═══ PROVIDED INFORMATION ═══

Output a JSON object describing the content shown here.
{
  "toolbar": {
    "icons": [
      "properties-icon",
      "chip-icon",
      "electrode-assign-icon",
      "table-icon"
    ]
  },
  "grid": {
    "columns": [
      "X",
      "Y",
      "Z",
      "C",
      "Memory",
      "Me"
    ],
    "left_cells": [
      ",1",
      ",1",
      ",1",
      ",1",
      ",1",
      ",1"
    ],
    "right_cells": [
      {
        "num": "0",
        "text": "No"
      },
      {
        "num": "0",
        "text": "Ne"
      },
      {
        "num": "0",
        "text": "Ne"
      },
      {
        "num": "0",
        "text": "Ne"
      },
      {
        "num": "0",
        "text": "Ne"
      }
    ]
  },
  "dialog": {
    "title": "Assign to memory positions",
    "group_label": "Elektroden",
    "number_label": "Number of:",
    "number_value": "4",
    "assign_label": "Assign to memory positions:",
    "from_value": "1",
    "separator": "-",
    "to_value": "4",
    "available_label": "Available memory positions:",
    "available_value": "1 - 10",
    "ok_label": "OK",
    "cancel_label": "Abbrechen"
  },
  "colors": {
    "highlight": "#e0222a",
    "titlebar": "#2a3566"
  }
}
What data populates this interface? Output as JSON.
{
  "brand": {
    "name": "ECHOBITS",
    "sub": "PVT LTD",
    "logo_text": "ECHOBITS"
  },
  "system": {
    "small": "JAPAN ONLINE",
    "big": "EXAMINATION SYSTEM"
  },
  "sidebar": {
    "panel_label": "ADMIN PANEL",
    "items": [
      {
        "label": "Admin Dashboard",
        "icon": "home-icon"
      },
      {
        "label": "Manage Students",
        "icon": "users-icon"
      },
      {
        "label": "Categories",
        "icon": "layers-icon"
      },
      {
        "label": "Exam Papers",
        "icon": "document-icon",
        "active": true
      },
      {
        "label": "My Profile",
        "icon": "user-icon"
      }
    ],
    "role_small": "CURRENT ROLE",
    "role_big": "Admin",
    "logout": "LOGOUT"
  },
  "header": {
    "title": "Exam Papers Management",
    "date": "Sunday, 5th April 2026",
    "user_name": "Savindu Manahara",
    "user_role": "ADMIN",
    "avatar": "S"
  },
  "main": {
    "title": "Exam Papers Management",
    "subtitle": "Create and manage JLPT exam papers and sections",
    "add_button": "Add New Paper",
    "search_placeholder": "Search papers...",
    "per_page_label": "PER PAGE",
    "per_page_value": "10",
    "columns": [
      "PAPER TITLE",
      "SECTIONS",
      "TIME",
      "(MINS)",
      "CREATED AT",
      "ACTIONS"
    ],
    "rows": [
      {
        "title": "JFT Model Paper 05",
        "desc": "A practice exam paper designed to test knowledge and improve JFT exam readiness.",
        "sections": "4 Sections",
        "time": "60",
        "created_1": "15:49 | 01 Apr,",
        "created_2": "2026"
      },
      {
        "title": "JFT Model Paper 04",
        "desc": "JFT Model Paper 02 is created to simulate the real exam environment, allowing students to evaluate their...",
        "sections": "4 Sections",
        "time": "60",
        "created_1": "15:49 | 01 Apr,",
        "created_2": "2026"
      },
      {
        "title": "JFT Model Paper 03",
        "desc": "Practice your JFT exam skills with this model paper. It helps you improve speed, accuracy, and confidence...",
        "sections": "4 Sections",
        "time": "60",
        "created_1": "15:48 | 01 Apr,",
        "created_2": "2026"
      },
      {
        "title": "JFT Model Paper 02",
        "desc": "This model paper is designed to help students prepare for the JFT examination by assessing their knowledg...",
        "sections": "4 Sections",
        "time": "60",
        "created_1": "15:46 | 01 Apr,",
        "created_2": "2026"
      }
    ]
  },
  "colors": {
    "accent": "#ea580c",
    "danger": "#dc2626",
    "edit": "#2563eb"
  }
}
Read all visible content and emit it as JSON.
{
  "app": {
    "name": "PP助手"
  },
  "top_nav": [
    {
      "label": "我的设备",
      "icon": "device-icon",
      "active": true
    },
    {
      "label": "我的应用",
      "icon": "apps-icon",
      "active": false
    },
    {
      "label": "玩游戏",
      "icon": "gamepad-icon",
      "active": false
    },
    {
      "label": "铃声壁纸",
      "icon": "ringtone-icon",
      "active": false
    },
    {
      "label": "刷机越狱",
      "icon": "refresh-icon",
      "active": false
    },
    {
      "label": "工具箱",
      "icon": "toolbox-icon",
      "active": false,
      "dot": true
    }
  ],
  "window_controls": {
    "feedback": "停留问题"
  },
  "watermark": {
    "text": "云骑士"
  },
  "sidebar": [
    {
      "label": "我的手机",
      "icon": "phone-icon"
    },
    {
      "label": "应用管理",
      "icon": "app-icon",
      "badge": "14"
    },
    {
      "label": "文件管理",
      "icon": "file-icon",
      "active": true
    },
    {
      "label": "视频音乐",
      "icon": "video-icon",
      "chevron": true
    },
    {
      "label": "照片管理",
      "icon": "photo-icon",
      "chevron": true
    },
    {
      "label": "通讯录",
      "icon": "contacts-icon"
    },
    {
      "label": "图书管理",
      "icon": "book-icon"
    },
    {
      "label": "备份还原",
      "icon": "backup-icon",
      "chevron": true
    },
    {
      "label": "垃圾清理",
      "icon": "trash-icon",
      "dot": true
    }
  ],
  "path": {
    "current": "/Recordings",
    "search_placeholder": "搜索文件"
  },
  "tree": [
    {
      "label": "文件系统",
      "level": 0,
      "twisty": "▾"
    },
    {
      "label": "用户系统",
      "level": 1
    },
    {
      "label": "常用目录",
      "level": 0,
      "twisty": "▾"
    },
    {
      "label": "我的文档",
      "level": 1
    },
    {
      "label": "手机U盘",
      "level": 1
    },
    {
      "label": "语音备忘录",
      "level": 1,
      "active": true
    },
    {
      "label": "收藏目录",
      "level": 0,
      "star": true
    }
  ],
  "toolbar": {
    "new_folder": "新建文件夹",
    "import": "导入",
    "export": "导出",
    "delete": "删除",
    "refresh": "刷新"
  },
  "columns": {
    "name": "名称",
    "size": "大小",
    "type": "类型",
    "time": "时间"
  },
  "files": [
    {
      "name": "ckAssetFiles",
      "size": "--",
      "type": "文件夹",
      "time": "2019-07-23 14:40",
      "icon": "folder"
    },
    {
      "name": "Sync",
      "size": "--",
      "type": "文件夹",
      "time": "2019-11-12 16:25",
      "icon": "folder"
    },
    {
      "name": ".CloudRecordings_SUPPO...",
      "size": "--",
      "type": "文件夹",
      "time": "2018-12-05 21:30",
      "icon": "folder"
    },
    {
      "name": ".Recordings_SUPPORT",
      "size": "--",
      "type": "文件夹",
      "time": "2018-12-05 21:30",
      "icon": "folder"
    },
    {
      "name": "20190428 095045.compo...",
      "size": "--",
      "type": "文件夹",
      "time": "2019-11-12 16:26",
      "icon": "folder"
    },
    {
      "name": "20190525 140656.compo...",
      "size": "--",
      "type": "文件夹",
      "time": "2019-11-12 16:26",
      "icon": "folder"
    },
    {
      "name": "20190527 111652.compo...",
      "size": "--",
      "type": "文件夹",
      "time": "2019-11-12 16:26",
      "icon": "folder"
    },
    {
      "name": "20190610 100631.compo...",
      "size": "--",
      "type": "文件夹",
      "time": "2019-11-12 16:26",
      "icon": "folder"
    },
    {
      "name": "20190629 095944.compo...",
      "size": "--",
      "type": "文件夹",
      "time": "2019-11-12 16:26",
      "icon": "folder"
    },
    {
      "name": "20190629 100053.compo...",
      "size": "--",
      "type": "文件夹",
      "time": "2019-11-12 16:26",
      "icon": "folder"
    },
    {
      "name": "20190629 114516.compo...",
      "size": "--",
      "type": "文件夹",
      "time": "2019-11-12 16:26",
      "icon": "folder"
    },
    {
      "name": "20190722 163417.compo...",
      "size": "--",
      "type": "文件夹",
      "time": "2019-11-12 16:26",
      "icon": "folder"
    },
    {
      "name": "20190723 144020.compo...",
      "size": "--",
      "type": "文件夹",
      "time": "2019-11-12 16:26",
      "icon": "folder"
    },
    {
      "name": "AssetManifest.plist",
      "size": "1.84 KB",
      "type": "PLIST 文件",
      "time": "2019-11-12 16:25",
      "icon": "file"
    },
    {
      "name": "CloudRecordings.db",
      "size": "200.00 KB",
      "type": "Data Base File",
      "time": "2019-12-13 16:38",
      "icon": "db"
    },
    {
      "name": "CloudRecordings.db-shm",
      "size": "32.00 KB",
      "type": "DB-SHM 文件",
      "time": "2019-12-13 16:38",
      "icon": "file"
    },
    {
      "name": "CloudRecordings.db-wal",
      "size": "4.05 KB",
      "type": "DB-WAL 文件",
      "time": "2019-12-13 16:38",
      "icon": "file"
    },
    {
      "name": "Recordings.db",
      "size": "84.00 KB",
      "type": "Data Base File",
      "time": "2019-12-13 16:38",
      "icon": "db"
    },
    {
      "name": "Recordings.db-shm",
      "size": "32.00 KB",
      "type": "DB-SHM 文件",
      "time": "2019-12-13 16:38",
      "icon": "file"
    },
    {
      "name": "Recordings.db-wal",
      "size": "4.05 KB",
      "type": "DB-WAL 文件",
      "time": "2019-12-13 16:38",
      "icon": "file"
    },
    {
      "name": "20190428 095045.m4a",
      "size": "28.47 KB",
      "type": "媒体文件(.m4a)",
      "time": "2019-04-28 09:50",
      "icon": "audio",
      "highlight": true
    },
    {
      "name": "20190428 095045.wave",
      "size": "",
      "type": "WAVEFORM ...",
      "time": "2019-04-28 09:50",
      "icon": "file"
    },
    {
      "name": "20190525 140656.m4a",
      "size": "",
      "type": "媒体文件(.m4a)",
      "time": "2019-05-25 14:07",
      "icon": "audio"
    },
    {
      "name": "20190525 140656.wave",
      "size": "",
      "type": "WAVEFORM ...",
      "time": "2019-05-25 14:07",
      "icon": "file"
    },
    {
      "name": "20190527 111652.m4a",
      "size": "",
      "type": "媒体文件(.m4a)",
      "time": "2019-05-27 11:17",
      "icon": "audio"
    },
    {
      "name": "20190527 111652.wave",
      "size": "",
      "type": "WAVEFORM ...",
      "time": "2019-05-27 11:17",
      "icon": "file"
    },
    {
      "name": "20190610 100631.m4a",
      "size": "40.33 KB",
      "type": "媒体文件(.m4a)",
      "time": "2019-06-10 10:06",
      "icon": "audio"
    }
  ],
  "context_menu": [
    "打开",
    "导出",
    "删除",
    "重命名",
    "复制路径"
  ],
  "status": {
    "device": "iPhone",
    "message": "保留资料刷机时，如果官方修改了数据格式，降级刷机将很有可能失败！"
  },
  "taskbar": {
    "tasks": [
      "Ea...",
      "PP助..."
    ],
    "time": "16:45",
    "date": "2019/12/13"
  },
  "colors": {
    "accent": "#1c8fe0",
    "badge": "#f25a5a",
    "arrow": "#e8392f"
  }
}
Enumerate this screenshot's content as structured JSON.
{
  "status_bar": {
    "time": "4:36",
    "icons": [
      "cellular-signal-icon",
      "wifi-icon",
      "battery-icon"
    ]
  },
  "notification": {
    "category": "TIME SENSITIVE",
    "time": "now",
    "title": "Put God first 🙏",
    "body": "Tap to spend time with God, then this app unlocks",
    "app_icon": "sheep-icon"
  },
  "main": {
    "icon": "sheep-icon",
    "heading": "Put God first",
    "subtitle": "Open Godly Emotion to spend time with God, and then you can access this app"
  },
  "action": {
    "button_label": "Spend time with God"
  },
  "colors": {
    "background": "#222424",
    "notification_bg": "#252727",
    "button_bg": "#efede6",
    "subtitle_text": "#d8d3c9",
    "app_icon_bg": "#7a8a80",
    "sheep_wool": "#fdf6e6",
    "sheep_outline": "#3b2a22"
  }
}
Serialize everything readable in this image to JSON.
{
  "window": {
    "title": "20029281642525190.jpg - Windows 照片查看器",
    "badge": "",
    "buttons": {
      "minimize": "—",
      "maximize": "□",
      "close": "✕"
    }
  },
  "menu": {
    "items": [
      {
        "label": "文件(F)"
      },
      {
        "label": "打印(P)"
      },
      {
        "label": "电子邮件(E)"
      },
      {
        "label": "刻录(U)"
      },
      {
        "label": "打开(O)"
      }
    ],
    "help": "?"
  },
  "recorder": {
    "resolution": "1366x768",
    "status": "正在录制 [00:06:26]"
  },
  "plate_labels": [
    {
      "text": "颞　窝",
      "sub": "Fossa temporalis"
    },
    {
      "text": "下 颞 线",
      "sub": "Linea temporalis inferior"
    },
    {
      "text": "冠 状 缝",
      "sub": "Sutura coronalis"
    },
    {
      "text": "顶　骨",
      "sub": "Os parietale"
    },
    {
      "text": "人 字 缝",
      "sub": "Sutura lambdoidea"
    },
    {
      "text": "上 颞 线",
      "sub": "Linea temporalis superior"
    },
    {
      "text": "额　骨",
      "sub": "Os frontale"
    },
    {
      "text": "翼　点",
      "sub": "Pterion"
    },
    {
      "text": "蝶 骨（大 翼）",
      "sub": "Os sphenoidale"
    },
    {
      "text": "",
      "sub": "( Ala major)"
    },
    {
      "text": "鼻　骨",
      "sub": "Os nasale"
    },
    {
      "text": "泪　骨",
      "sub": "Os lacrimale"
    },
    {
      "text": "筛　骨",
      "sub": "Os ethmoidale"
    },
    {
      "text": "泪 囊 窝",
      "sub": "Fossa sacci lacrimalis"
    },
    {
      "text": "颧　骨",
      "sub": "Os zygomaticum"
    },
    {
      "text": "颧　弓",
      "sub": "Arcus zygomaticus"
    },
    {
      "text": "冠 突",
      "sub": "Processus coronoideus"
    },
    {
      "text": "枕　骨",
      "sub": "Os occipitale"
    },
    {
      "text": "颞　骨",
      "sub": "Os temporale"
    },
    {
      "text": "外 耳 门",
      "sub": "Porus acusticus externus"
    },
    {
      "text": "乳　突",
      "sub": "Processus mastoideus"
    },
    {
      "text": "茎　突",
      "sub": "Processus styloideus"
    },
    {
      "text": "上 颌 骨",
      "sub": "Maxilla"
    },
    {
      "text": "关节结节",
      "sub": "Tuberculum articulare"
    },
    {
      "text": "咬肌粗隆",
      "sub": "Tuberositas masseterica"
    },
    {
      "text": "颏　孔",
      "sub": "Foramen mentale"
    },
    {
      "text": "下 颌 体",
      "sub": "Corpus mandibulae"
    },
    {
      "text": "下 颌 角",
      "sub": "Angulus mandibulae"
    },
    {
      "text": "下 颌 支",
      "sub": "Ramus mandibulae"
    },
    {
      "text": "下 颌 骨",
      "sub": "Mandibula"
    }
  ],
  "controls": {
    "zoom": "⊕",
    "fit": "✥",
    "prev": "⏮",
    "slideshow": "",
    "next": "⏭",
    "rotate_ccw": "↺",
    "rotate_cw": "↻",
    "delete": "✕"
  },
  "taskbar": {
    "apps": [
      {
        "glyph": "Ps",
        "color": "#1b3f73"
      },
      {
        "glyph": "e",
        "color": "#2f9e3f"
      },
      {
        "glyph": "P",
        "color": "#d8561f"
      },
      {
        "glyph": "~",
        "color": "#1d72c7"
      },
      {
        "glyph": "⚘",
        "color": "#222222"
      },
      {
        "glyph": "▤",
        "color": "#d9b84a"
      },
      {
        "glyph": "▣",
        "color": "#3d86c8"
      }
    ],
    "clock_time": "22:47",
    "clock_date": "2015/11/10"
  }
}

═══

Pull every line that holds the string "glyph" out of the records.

* **WRITTEN ANSWER**
        "glyph": "Ps",
        "glyph": "e",
        "glyph": "P",
        "glyph": "~",
        "glyph": "⚘",
        "glyph": "▤",
        "glyph": "▣",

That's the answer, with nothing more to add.